If you ever had a digital camera stolen (I have) you know how disruptive and frustrating it is. And in the worst case you may lose valuable photographs, making the loss all the more upsetting!

Did you know that most modern digital cameras store the camera’s serial number in every photo? This digital fingerprint is called the EXIF data, and accompanies every RAW or JPG file that comes out of your camera. While easy to modify or remove, most people don’t ever tamper with this data. Not even camera thieves.

Today I came across a website that can examine a photo taken with your camera before it was stolen, and then search the internet for photo’s taken with it. So if the camera thief or an unsuspecting new owner uploaded any photos with your camera you might be able to track it down!

Visit stolencamerafinder (http://www.stolencamerafinder.com/) to see for yourself. Unfortunately I wasn’t able to find any photos taken with either my or my girlfriend’s stolen cameras online, but maybe your results will be better. Give it a try!

Don't make these 10 photography mistakes!

Joe McNally is an American photographer who has been shooting for the National Geographic Society since 1987. On his blog, he lists 10 common photography mistakes that everyone — from beginner to pro can, but shouldn’t, make.

Joe McNally (photo: Wikimedia)

Here is what he has to say about it:

“My buds over at LIFE.com asked me to come up with a list of common mistakes folks make when starting out with a camera in their hands. Okay. No shortage of material here, right? And they came to the right source, ’cause I’ve made every mistake, basic and advanced, that one could possibly think of. Hell, I’ve even invented some mistakes.”
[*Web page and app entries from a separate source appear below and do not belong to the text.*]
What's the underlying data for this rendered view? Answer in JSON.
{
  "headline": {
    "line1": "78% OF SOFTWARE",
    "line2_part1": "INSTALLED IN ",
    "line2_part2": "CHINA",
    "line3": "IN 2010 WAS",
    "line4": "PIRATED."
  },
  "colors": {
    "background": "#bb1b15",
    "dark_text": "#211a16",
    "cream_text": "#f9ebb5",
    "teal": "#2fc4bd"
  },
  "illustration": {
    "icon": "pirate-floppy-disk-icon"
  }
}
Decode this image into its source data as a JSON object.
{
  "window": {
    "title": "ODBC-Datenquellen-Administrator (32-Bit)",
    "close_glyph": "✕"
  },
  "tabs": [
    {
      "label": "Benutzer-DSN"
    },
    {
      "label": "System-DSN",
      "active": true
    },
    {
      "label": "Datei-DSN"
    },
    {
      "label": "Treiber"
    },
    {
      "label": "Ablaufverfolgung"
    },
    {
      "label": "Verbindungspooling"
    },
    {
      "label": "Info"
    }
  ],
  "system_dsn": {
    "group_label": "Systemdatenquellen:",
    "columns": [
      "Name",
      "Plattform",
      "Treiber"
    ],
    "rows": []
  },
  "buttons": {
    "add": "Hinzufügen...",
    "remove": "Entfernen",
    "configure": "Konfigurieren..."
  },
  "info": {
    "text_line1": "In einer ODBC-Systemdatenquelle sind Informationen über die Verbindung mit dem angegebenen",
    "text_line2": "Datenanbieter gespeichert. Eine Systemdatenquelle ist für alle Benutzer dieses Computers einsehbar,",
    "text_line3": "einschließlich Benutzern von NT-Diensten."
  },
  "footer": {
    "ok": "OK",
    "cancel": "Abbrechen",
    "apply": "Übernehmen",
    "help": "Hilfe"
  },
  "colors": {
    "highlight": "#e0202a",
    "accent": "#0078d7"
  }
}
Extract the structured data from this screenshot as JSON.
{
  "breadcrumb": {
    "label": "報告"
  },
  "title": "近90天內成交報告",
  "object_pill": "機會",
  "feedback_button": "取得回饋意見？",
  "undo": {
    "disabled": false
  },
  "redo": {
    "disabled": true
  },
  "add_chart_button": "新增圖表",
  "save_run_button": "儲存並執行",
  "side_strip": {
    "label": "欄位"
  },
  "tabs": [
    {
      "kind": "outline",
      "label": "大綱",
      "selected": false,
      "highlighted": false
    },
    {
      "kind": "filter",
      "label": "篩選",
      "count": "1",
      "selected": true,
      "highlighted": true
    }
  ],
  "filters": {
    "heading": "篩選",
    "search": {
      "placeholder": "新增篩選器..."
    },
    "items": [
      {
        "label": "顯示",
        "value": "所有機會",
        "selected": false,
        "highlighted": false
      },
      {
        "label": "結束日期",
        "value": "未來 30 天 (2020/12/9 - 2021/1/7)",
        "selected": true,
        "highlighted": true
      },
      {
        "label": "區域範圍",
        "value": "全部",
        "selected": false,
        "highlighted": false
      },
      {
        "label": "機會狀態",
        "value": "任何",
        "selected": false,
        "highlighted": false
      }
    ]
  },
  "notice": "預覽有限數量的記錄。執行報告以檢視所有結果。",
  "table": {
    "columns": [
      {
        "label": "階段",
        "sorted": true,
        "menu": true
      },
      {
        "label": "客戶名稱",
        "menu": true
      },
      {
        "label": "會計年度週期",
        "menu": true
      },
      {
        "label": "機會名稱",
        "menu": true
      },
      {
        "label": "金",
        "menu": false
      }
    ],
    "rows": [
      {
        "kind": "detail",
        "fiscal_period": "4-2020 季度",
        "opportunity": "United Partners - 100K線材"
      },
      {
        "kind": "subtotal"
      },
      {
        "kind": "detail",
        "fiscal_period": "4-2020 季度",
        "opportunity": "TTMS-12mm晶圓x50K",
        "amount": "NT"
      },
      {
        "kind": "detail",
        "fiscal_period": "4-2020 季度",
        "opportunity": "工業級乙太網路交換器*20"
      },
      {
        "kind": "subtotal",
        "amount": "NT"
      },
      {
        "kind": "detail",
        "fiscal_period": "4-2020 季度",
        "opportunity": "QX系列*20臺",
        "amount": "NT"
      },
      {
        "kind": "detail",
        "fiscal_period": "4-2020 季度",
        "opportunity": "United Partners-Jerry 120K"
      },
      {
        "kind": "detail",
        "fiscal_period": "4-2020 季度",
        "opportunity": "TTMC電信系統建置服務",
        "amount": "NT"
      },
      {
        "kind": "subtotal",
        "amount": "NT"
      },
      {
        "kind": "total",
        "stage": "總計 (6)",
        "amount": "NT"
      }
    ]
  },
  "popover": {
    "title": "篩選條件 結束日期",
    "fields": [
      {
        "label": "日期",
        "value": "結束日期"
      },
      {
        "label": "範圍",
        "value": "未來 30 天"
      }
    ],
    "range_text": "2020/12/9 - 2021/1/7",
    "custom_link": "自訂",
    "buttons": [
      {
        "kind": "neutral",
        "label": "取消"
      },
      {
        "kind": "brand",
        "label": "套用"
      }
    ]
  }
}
It’s not rocket science, so go ahead follow this link to check it out on his blog:

Mistakes at joemcnally.com


As a bonus, each of the 10 tips is illustrated with a catchy photograph.